§ **Prompt**:
Search the records that follow and extract every line containing the string "stock".

§ **Study material**:
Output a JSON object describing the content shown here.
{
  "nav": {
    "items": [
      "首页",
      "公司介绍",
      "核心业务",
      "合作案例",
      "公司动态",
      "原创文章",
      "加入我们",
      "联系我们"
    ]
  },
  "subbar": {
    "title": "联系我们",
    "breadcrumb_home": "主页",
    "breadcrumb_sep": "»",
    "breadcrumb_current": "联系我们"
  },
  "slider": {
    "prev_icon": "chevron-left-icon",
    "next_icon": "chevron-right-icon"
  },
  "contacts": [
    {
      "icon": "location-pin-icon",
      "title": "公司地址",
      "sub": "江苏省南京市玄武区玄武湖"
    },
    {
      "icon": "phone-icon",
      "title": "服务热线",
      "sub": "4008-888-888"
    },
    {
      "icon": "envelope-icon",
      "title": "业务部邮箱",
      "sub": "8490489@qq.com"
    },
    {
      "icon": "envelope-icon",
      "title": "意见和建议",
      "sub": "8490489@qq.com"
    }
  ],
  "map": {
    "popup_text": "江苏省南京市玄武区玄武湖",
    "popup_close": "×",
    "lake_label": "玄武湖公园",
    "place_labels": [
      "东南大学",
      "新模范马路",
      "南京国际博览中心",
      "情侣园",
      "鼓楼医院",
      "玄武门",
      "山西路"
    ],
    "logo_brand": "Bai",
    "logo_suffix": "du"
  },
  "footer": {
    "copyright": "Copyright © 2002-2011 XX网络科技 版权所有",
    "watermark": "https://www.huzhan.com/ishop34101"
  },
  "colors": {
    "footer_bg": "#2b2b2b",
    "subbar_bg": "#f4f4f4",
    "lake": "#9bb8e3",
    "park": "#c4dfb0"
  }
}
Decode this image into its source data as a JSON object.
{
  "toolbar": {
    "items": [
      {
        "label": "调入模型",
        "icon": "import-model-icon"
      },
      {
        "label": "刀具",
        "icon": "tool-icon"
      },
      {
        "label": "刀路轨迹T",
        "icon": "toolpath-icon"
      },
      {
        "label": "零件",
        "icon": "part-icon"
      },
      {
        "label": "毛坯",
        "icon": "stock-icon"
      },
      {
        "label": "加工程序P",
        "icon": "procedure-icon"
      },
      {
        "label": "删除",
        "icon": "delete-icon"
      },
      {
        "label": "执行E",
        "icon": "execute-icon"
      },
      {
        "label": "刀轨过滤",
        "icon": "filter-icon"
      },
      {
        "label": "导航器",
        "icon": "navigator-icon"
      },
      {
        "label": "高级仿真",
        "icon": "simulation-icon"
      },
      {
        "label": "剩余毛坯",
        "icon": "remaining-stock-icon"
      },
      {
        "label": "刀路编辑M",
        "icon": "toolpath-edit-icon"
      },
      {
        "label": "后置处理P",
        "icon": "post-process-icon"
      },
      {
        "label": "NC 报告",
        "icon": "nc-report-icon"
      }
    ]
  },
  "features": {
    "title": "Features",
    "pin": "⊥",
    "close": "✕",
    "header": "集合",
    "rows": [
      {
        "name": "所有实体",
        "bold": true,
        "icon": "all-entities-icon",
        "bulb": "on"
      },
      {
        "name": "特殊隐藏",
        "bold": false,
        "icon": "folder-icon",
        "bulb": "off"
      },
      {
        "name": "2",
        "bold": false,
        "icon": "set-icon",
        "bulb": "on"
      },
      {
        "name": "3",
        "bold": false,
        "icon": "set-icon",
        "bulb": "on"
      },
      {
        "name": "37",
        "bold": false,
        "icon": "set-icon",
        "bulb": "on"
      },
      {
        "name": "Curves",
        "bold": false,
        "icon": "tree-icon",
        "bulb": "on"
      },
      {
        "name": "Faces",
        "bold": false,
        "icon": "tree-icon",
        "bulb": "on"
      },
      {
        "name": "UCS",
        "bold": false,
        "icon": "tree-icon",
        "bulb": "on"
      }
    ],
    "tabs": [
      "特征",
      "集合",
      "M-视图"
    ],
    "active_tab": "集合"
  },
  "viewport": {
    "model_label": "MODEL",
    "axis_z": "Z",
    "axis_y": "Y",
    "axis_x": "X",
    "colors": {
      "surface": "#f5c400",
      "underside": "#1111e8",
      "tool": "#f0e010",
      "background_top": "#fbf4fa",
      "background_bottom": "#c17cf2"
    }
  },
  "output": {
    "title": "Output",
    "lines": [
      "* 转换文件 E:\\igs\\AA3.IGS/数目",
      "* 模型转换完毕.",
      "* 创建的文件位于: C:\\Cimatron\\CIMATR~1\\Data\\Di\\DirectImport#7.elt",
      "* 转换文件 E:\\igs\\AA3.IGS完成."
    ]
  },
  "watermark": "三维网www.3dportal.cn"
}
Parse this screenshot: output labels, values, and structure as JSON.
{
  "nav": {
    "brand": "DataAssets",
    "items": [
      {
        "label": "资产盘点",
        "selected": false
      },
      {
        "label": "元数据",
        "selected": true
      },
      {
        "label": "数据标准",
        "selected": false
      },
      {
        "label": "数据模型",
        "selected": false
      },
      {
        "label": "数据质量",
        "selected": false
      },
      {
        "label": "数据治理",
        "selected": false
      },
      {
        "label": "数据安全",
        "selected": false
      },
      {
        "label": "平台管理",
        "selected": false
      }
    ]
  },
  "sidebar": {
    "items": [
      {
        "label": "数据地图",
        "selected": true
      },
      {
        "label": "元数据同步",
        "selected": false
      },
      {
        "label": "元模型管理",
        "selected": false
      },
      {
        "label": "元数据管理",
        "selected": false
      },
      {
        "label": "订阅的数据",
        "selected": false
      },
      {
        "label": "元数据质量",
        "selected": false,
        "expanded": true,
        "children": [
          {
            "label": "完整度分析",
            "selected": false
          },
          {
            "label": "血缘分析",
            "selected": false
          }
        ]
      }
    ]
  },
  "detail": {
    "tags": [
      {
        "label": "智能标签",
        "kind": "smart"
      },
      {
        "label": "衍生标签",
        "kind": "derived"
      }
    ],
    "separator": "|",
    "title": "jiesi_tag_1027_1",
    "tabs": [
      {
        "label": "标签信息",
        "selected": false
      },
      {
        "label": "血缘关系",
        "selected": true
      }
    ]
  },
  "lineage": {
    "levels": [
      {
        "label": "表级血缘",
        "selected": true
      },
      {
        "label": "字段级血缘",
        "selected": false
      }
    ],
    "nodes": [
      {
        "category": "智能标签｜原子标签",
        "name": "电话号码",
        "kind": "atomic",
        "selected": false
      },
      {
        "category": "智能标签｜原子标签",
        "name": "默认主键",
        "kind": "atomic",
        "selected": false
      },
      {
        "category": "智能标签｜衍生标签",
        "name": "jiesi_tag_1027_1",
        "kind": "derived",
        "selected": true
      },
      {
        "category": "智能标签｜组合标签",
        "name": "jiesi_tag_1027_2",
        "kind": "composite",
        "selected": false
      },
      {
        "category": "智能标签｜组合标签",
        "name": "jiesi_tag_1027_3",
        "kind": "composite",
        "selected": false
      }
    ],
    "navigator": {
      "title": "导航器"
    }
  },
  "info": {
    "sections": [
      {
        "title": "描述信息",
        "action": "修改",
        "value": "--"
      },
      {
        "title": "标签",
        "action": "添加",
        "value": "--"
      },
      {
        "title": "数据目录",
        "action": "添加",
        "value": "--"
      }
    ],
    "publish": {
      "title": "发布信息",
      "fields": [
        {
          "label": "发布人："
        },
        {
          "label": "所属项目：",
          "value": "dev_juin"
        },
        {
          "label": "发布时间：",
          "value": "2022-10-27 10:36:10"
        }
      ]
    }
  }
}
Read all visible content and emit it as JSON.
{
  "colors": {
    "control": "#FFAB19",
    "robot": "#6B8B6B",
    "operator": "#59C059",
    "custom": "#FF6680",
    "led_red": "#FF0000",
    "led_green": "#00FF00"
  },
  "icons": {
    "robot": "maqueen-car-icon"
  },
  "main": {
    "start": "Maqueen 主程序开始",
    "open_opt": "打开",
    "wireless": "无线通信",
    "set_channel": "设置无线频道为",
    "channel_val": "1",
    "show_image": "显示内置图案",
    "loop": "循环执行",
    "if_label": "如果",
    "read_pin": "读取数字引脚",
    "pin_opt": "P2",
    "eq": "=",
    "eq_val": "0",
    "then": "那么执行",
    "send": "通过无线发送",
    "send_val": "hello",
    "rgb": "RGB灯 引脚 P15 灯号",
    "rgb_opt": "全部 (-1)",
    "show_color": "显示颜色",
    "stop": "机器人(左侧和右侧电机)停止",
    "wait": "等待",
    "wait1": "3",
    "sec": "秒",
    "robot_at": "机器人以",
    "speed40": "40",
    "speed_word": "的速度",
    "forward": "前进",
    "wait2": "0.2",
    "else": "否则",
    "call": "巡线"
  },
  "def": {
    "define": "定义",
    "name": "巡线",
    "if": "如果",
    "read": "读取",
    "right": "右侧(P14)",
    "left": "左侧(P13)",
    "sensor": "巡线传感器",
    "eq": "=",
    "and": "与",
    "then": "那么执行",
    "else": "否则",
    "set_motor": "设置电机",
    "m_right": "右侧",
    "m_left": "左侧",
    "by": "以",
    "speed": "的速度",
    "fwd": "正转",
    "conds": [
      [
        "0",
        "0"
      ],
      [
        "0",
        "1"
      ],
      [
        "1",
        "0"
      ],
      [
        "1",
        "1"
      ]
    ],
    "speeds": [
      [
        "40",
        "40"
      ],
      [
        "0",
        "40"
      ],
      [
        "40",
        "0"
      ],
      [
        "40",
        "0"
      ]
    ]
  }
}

§ **Result of the exercise**:
        "icon": "stock-icon"
        "icon": "remaining-stock-icon"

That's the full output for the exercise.